- DIRECTIONS -
Show all lines below holding the string "true".

# # # #

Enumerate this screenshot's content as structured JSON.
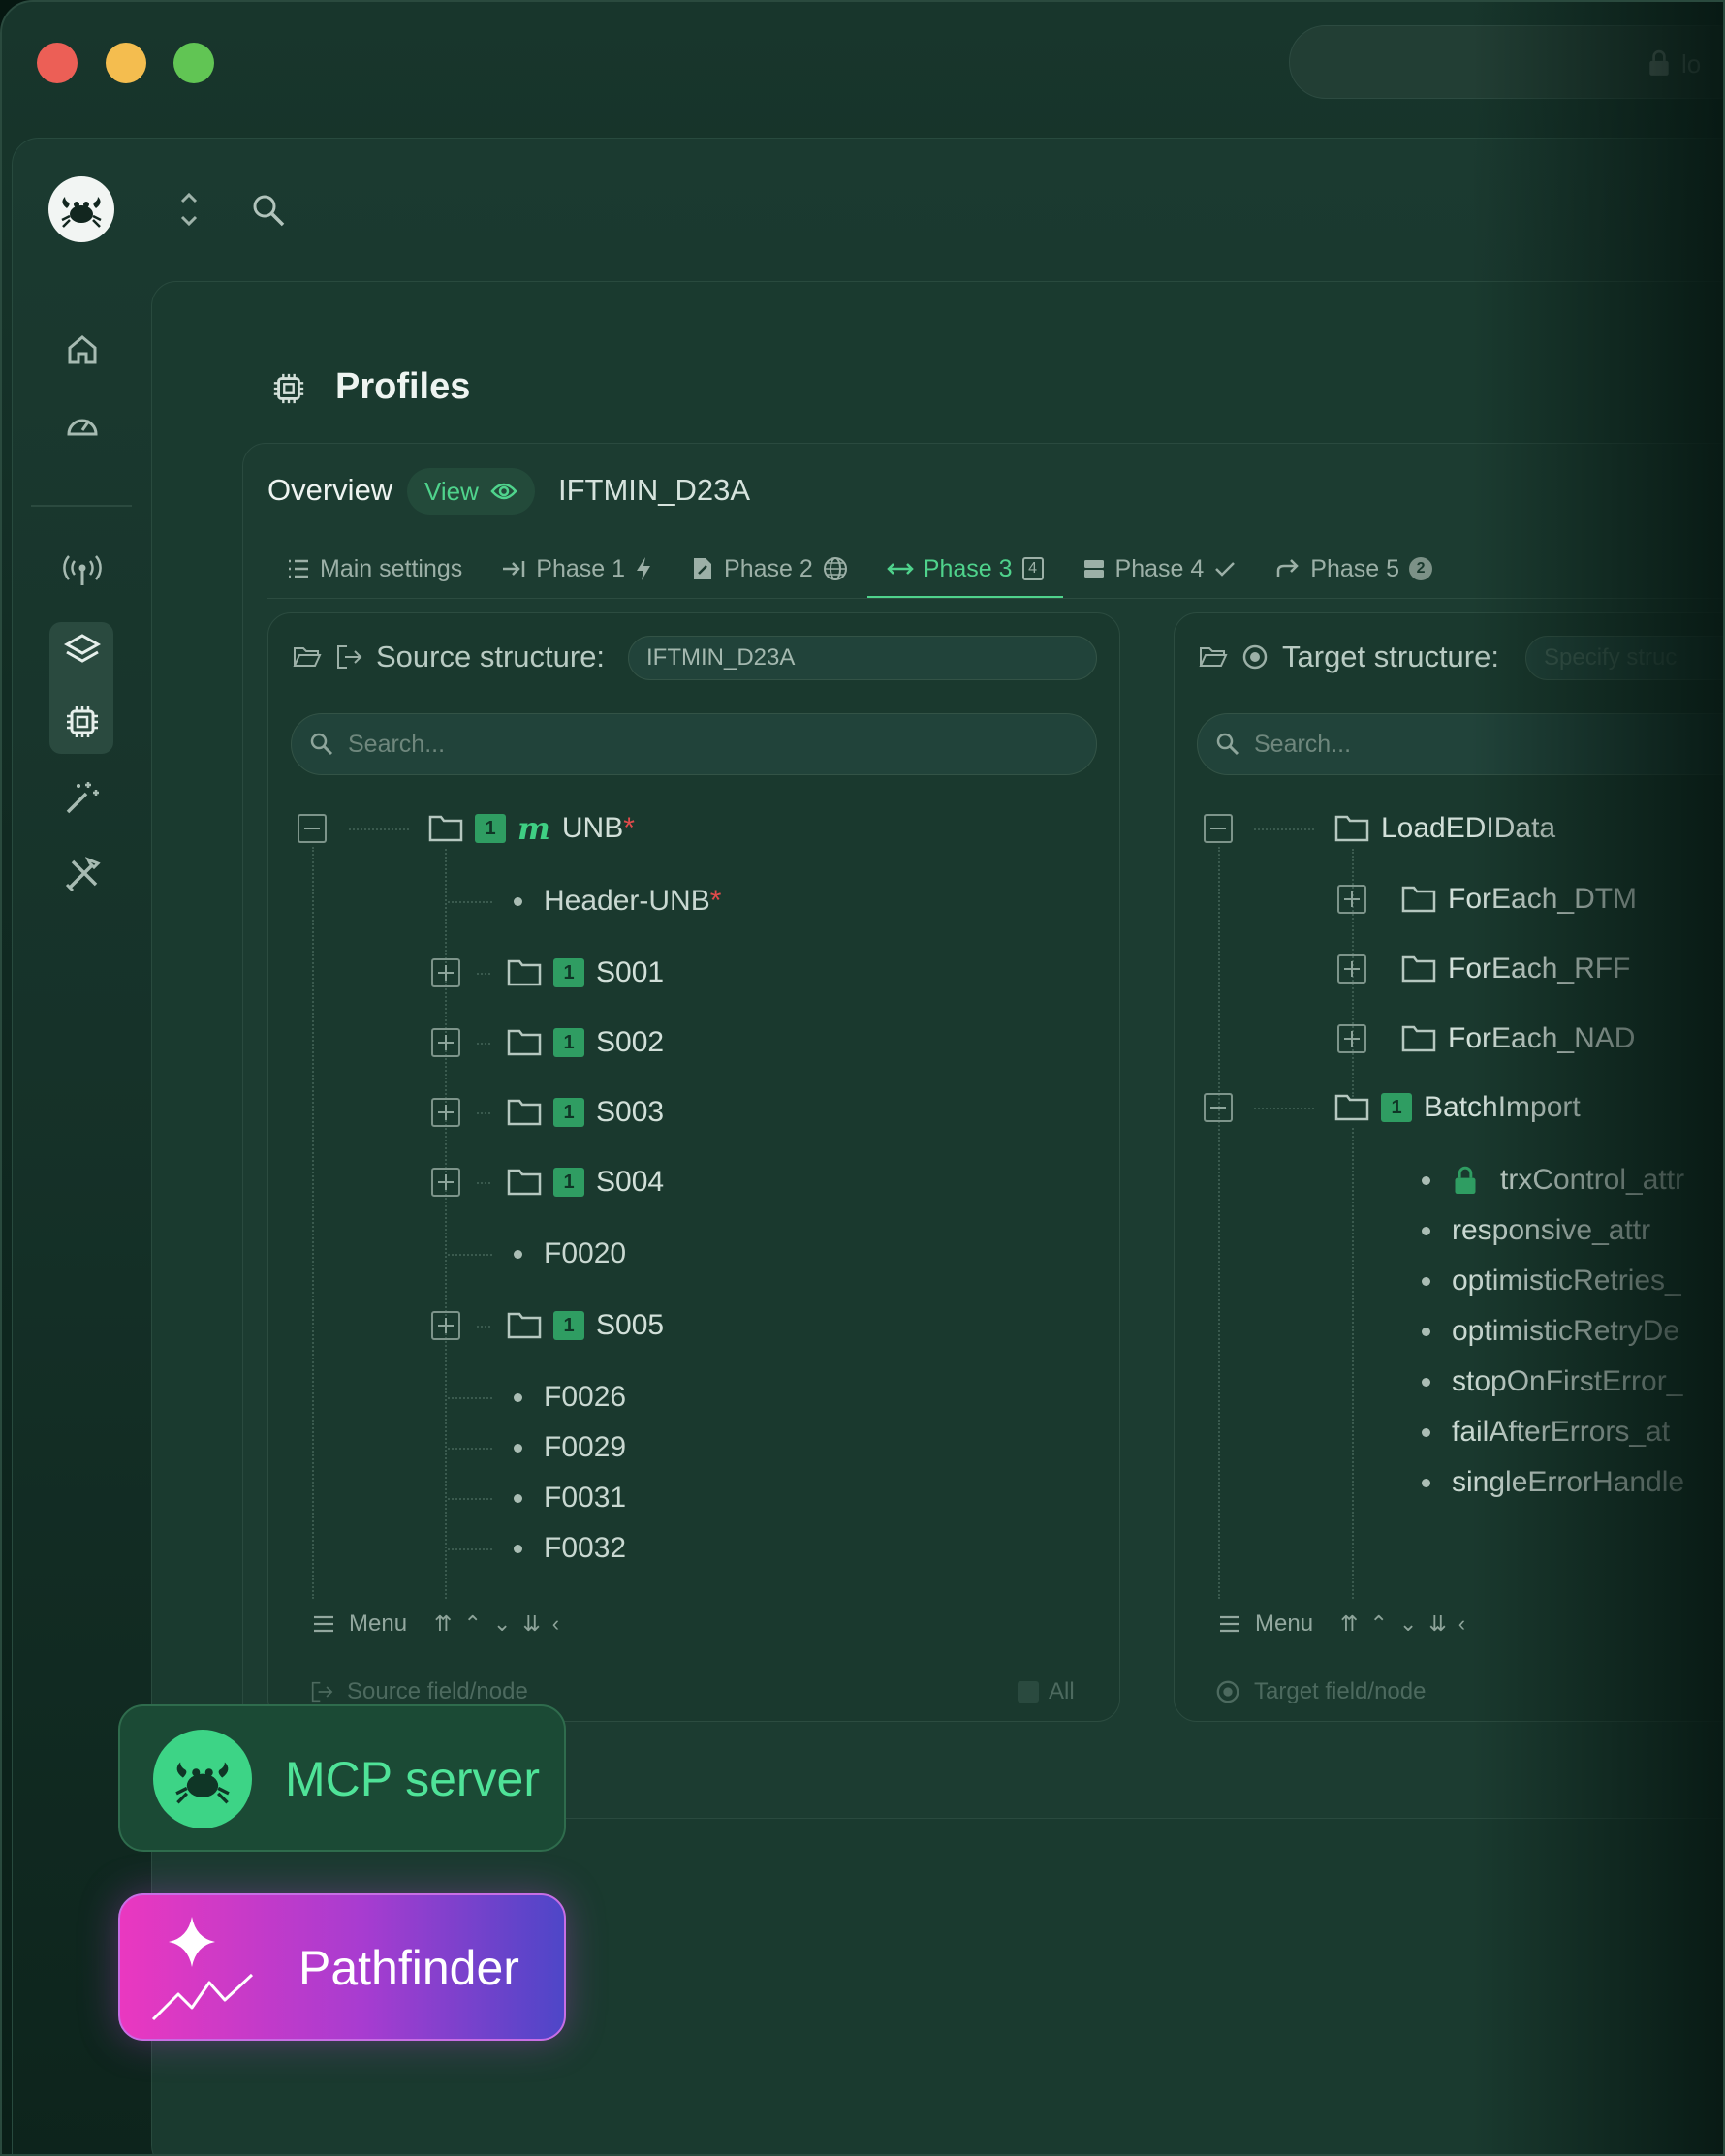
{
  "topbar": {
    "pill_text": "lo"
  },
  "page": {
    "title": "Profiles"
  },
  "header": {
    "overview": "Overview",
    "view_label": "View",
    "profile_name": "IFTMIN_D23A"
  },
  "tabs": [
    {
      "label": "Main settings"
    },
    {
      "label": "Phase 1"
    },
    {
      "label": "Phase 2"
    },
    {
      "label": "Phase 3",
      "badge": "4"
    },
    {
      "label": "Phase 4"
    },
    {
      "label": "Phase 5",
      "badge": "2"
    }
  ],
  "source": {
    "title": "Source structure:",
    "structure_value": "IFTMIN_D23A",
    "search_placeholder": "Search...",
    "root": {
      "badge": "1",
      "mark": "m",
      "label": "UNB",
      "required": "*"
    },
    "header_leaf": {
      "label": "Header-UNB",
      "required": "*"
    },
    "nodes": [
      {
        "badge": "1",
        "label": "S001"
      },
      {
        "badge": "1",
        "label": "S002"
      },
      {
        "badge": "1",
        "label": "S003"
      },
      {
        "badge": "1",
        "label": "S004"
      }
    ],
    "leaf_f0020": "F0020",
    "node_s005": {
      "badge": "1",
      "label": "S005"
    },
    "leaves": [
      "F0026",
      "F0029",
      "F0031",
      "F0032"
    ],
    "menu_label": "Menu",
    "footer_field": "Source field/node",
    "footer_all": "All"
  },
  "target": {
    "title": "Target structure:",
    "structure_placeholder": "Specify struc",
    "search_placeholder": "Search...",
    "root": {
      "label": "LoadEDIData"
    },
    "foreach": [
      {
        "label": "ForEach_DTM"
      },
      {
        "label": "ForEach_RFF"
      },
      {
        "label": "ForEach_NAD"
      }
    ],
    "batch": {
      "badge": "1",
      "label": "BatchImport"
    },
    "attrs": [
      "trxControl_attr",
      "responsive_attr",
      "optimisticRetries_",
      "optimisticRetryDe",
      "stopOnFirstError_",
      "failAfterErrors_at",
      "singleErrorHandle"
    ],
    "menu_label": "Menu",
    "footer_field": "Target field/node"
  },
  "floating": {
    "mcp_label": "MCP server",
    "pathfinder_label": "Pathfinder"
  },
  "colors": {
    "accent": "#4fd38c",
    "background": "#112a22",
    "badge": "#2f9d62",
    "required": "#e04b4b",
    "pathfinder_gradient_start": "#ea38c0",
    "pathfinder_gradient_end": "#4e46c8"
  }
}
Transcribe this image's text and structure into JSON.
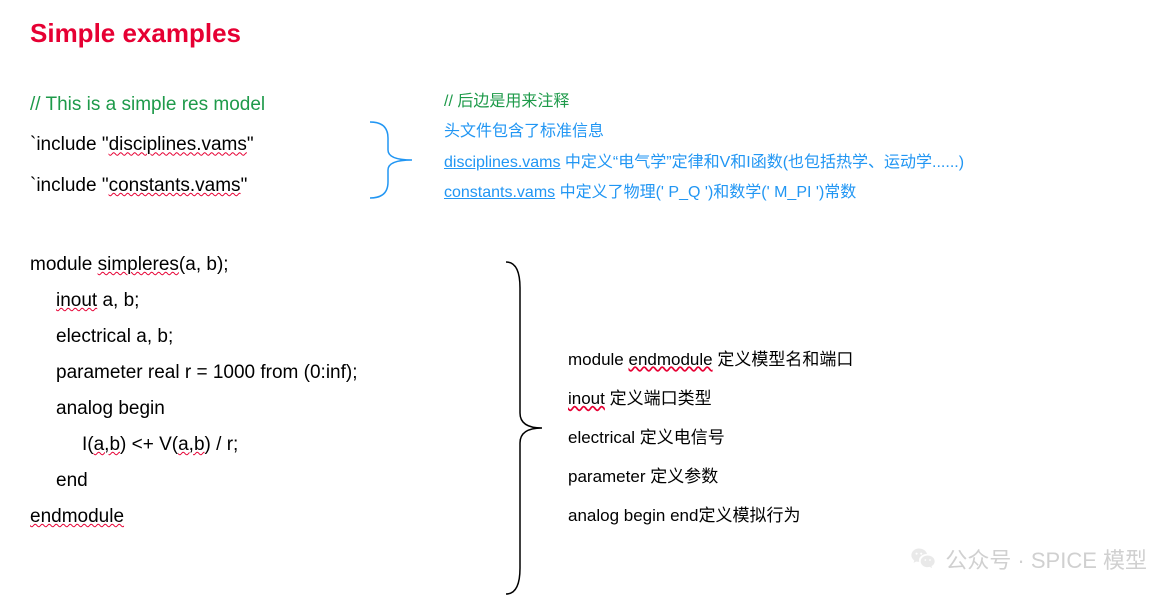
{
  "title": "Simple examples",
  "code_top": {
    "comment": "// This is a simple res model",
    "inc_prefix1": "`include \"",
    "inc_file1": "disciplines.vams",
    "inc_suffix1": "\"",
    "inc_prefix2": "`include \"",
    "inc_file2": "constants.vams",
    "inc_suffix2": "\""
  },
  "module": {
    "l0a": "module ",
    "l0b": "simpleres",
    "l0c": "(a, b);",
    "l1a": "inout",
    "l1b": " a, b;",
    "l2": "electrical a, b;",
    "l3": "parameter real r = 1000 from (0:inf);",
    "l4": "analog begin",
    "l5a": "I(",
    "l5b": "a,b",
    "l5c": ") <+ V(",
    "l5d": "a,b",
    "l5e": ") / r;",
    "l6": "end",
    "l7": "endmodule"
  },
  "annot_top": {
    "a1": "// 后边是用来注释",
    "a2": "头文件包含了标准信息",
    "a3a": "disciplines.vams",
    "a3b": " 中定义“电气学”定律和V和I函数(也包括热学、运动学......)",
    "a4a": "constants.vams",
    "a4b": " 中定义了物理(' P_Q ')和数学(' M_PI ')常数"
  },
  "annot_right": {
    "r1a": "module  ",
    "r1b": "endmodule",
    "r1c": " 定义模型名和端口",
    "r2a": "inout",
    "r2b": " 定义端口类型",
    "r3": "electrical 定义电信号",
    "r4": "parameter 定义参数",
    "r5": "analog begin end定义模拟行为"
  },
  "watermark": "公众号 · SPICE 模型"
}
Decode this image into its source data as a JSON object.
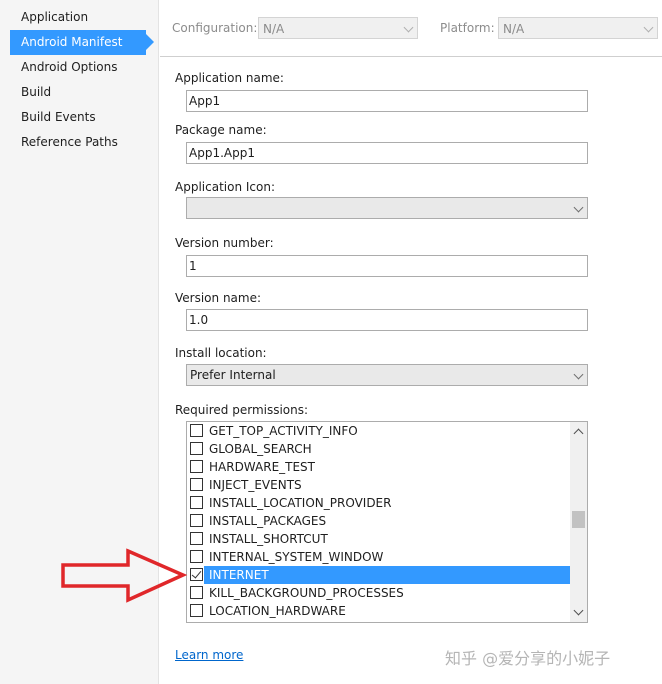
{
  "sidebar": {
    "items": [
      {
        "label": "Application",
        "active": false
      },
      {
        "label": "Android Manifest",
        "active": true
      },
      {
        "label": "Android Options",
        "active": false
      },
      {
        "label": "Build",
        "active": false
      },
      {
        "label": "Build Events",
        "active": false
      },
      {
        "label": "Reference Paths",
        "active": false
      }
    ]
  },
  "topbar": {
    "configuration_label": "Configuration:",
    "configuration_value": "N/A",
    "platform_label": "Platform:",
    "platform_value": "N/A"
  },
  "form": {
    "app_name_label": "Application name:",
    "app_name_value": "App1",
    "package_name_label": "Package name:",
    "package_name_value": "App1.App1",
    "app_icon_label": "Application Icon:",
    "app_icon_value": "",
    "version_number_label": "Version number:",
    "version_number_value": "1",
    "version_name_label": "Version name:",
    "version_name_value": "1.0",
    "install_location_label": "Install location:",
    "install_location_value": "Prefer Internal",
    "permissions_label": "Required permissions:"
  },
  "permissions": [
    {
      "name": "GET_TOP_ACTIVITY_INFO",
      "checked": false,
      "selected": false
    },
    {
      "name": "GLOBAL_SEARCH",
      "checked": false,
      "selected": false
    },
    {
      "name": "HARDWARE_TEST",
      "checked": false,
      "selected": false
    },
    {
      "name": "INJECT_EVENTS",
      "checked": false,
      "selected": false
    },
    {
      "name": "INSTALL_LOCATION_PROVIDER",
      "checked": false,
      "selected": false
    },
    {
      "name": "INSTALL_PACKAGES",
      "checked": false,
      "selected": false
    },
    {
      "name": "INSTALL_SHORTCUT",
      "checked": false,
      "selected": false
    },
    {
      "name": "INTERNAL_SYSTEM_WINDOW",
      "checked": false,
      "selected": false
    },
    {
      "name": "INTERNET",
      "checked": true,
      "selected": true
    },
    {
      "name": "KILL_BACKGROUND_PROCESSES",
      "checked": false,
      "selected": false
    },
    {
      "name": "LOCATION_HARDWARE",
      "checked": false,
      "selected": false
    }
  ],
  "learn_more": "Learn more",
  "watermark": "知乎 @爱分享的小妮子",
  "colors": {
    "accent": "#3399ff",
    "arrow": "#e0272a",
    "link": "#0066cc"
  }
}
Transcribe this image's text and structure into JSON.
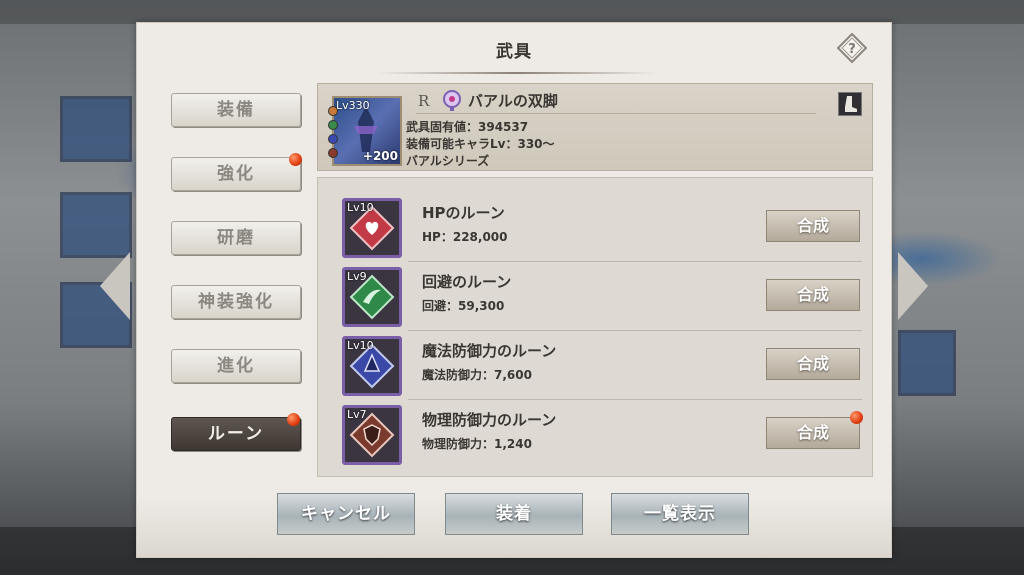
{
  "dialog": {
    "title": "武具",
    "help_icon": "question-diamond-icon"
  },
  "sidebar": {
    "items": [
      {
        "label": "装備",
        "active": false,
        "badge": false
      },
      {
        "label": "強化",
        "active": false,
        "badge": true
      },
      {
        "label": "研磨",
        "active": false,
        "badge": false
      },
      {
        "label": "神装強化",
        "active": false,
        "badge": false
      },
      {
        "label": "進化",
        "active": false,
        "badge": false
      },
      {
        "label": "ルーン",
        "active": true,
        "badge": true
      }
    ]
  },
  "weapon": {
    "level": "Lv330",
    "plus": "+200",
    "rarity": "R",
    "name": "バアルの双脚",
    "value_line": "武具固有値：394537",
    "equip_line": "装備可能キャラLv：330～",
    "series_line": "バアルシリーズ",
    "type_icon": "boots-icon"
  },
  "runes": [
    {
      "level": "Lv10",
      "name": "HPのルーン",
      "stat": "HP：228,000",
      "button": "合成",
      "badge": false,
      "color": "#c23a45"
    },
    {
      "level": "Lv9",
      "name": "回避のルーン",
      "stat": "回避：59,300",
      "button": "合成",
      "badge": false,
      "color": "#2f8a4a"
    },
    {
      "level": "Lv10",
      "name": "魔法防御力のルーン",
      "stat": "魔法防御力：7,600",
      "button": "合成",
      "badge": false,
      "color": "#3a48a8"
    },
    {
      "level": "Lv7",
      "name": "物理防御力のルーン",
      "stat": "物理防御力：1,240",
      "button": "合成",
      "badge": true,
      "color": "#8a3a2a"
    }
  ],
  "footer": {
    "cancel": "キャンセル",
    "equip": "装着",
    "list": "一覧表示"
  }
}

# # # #

- RESULT OF THIS EXERCISE -
        "active": true
      "checked": true,
      "selected": true
        "badge": true
        "active": true,
        "badge": true
      "badge": true,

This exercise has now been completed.